For littler ones, I would heartily recommend such movies as “Beethoven Lives Upstairs”, “Mr. Bach Comes to Call”, Disney’s “Peter and the Wolf” and “Fantasia 2000”. We’re not looking for historical truth here; just exposure. The great movie musicals are also wonderfully entertaining. For younger kids I would recommend the usual suspects: “The Wizard of Oz” (although the Wicked Witch of the West might be a bit scary for kids under 6), “Mary Poppins”, “Annie”, “The Music Man”, Disney’s “The Little Mermaid”, “The Lion King”, and “Chitty Chitty Bang Bang”. (For personal reasons, I have left out “The Sound of Music”, as I would prefer to be kicked to death than to ever have to watch it again. Consider this a character flaw.)

The most young child-friendly major opera is, in my most informed opinion, Mozart’s “The Magic Flute”. The English language-version (DVD) made by the Met in 2011 and conducted by James Levine is wonderful.

There is also an excellent set of videos made by Disney Junior called “Little Einsteins.” Each episode of the “Little Einsteins” series focuses on a different piece of concert music and teaches all sorts of musical terminology as well.
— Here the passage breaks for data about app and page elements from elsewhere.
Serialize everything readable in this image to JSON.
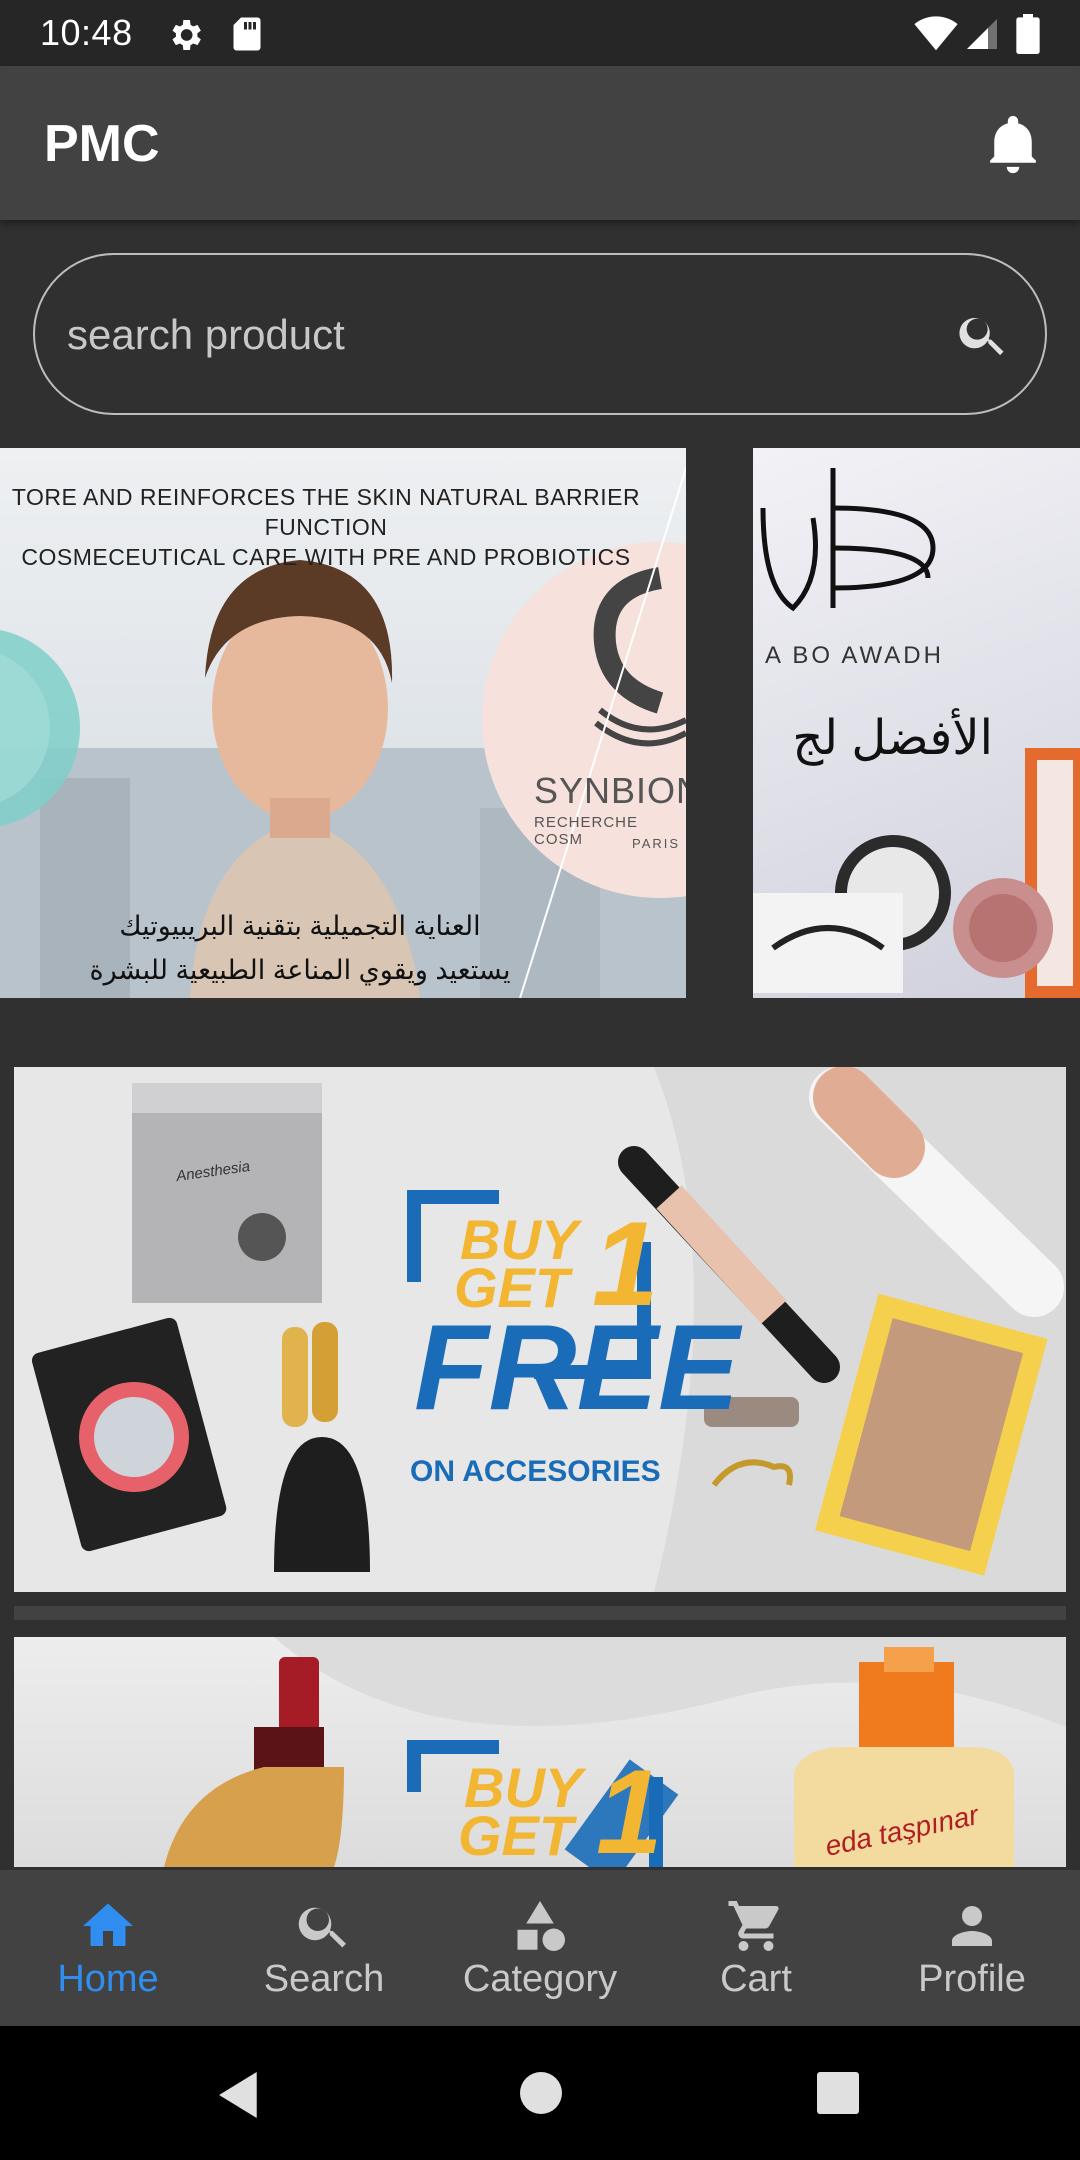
{
  "status_bar": {
    "time": "10:48",
    "icons": [
      "gear-icon",
      "sd-card-icon",
      "wifi-icon",
      "signal-icon",
      "battery-icon"
    ]
  },
  "app_bar": {
    "title": "PMC",
    "notification_icon": "bell-icon"
  },
  "search": {
    "placeholder": "search product",
    "icon": "search-icon"
  },
  "carousel": {
    "slides": [
      {
        "headline_line1": "TORE AND REINFORCES THE SKIN NATURAL BARRIER FUNCTION",
        "headline_line2": "COSMECEUTICAL CARE WITH PRE AND PROBIOTICS",
        "brand": "SYNBION",
        "brand_sub": "RECHERCHE COSM",
        "brand_city": "PARIS",
        "arabic_line1": "العناية التجميلية بتقنية البريبيوتيك",
        "arabic_line2": "يستعيد ويقوي المناعة الطبيعية للبشرة"
      },
      {
        "brand": "A BO AWADH",
        "arabic": "الأفضل لج"
      }
    ]
  },
  "banners": [
    {
      "buy": "BUY",
      "get": "GET",
      "one": "1",
      "free": "FREE",
      "subtitle": "ON ACCESORIES",
      "product_box": "Anesthesia"
    },
    {
      "buy": "BUY",
      "get": "GET",
      "one": "1",
      "product_label": "eda taşpınar"
    }
  ],
  "bottom_nav": {
    "items": [
      {
        "label": "Home",
        "icon": "home-icon",
        "active": true
      },
      {
        "label": "Search",
        "icon": "search-icon",
        "active": false
      },
      {
        "label": "Category",
        "icon": "category-icon",
        "active": false
      },
      {
        "label": "Cart",
        "icon": "cart-icon",
        "active": false
      },
      {
        "label": "Profile",
        "icon": "profile-icon",
        "active": false
      }
    ]
  },
  "colors": {
    "background": "#303030",
    "app_bar": "#424242",
    "active": "#2f8ef0",
    "inactive": "#c9c9c9",
    "promo_blue": "#1a6cb8",
    "promo_yellow": "#f2b632"
  }
}
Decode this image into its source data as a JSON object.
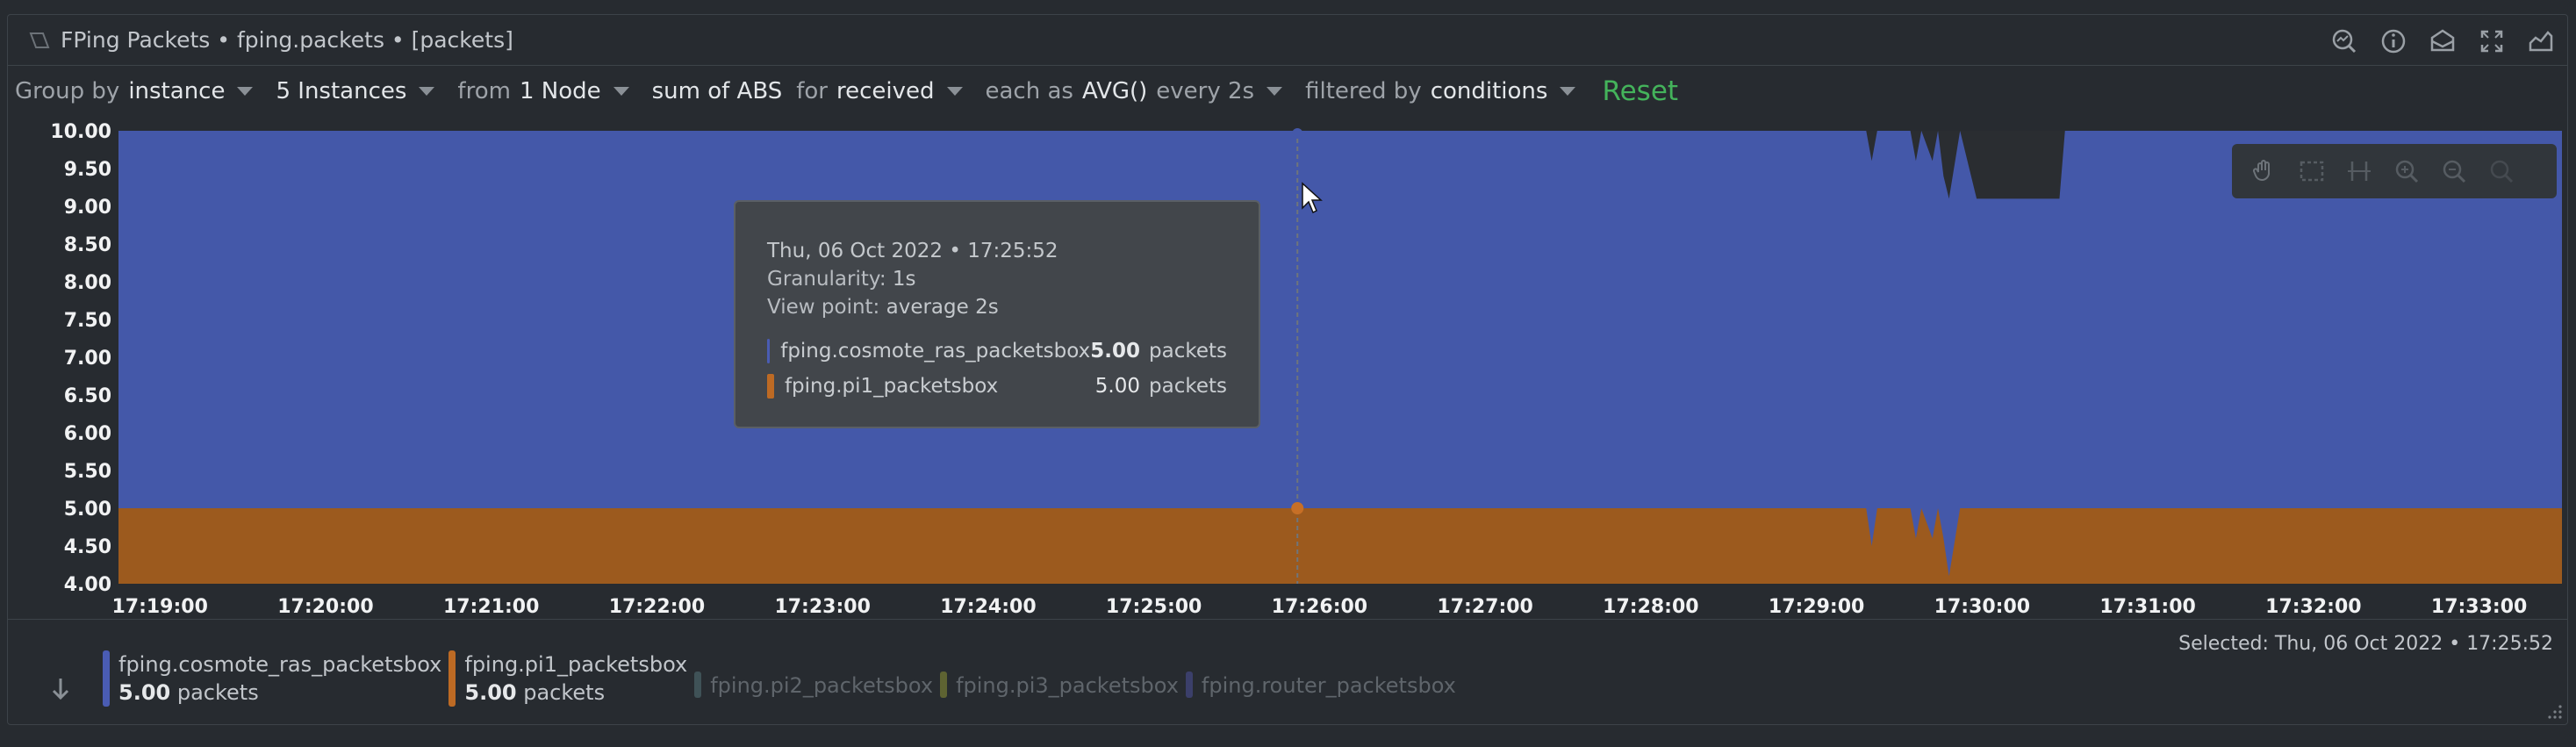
{
  "header": {
    "title": "FPing Packets • fping.packets • [packets]",
    "actions": [
      "chart-search-icon",
      "info-icon",
      "download-icon",
      "fullscreen-icon",
      "chart-type-icon"
    ]
  },
  "toolbar": {
    "group_by_label": "Group by",
    "group_by_value": "instance",
    "instances_value": "5 Instances",
    "from_label": "from",
    "nodes_value": "1 Node",
    "aggregation_value": "sum of ABS",
    "for_label": "for",
    "dimension_value": "received",
    "each_as_label": "each as",
    "time_agg_value": "AVG()",
    "every_value": "every 2s",
    "filtered_by_label": "filtered by",
    "filter_value": "conditions",
    "reset_label": "Reset"
  },
  "tooltip": {
    "timestamp": "Thu, 06 Oct 2022 • 17:25:52",
    "granularity_label": "Granularity:",
    "granularity_value": "1s",
    "view_point_label": "View point:",
    "view_point_value": "average 2s",
    "rows": [
      {
        "name": "fping.cosmote_ras_packetsbox",
        "value": "5.00",
        "unit": "packets",
        "color": "#4a5cb3"
      },
      {
        "name": "fping.pi1_packetsbox",
        "value": "5.00",
        "unit": "packets",
        "color": "#bd6a24"
      }
    ]
  },
  "toolbox": [
    "pan-hand-icon",
    "select-area-icon",
    "select-horizontal-icon",
    "zoom-in-icon",
    "zoom-out-icon",
    "zoom-reset-icon"
  ],
  "legend": {
    "selected_label": "Selected:",
    "selected_value": "Thu, 06 Oct 2022 • 17:25:52",
    "items": [
      {
        "name": "fping.cosmote_ras_packetsbox",
        "value": "5.00",
        "unit": "packets",
        "color": "#4a5cb3",
        "active": true
      },
      {
        "name": "fping.pi1_packetsbox",
        "value": "5.00",
        "unit": "packets",
        "color": "#bd6a24",
        "active": true
      },
      {
        "name": "fping.pi2_packetsbox",
        "color": "#3f5257",
        "active": false
      },
      {
        "name": "fping.pi3_packetsbox",
        "color": "#5e6332",
        "active": false
      },
      {
        "name": "fping.router_packetsbox",
        "color": "#3b3f6a",
        "active": false
      }
    ]
  },
  "chart_data": {
    "type": "area",
    "stacked": true,
    "title": "FPing Packets",
    "ylabel": "packets",
    "ylim": [
      4.0,
      10.0
    ],
    "yticks": [
      "10.00",
      "9.50",
      "9.00",
      "8.50",
      "8.00",
      "7.50",
      "7.00",
      "6.50",
      "6.00",
      "5.50",
      "5.00",
      "4.50",
      "4.00"
    ],
    "xticks": [
      "17:19:00",
      "17:20:00",
      "17:21:00",
      "17:22:00",
      "17:23:00",
      "17:24:00",
      "17:25:00",
      "17:26:00",
      "17:27:00",
      "17:28:00",
      "17:29:00",
      "17:30:00",
      "17:31:00",
      "17:32:00",
      "17:33:00"
    ],
    "x_range": [
      "17:18:45",
      "17:33:30"
    ],
    "cursor_x": "17:25:52",
    "series": [
      {
        "name": "fping.pi1_packetsbox",
        "color": "#9c5a1e",
        "points": [
          [
            "17:18:45",
            5.0
          ],
          [
            "17:29:18",
            5.0
          ],
          [
            "17:29:20",
            4.5
          ],
          [
            "17:29:22",
            5.0
          ],
          [
            "17:29:34",
            5.0
          ],
          [
            "17:29:36",
            4.6
          ],
          [
            "17:29:38",
            5.0
          ],
          [
            "17:29:42",
            4.6
          ],
          [
            "17:29:44",
            5.0
          ],
          [
            "17:29:46",
            4.6
          ],
          [
            "17:29:48",
            4.1
          ],
          [
            "17:29:52",
            5.0
          ],
          [
            "17:33:30",
            5.0
          ]
        ]
      },
      {
        "name": "fping.cosmote_ras_packetsbox",
        "color": "#4458a9",
        "points": [
          [
            "17:18:45",
            10.0
          ],
          [
            "17:29:18",
            10.0
          ],
          [
            "17:29:20",
            9.6
          ],
          [
            "17:29:22",
            10.0
          ],
          [
            "17:29:34",
            10.0
          ],
          [
            "17:29:36",
            9.6
          ],
          [
            "17:29:38",
            10.0
          ],
          [
            "17:29:42",
            9.6
          ],
          [
            "17:29:44",
            10.0
          ],
          [
            "17:29:46",
            9.4
          ],
          [
            "17:29:48",
            9.1
          ],
          [
            "17:29:52",
            10.0
          ],
          [
            "17:29:58",
            9.1
          ],
          [
            "17:30:28",
            9.1
          ],
          [
            "17:30:30",
            10.0
          ],
          [
            "17:33:30",
            10.0
          ]
        ]
      }
    ],
    "grid": false,
    "legend": "bottom"
  }
}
My kids loved them.

For older kids there are, of course, many more sophisticated musicals, operas and concert performances to choose from. As “entry level” operas I would suggest (in their original languages; older kids can read subtitles!) Mozart’s “The Marriage of Figaro”, “Don Giovanni”, and “The Abduction from the Harem”; Rossini’s “The Barber of Seville”; Verdi’s “Rigoletto”, “Il Trovatore”, and “Aida”; Bizet’s “Carmen”; and Puccini’s “La Bohème”. (If you want to be really hip, play “La Bohème” and “Rent” on back-to-back nights. Same story; different time, place, and music.)

Finally, for older kids there are the various composer bio-pics: movies that we might love but movies that should come with a warning label, “this film does not let the facts get in the way of a good story.” “Amadeus” is a great movie but it is more fiction than fact. The same problem of historical fact versus dramatic fiction plagues “Immortal Beloved”, although Gary Oldman is brilliant and looks amazingly like Beethoven did in his thirties (as opposed to Ed Harris as Beethoven in the ludicrous “Copying Beethoven”). For what it’s a worth, “Impromptu”, with Hugh Grant as Chopin, Julian Sands as Liszt, and Judy Davis and George Sand is my favorite “composer” movie. (I have, properly, left Ken Russell’s “Lisztomania” and “Mahler” off this list, as they should be viewed only by consenting adults well after the children go to bed.)

(Yet another parenthetical statement. Off the record, because it is not appropriate for most kids, I must nevertheless identify what I believe to be the single best movie about music ever made: “This is Spinal Tap”. The. Single. Best. Music. Movie. Ever. Made.)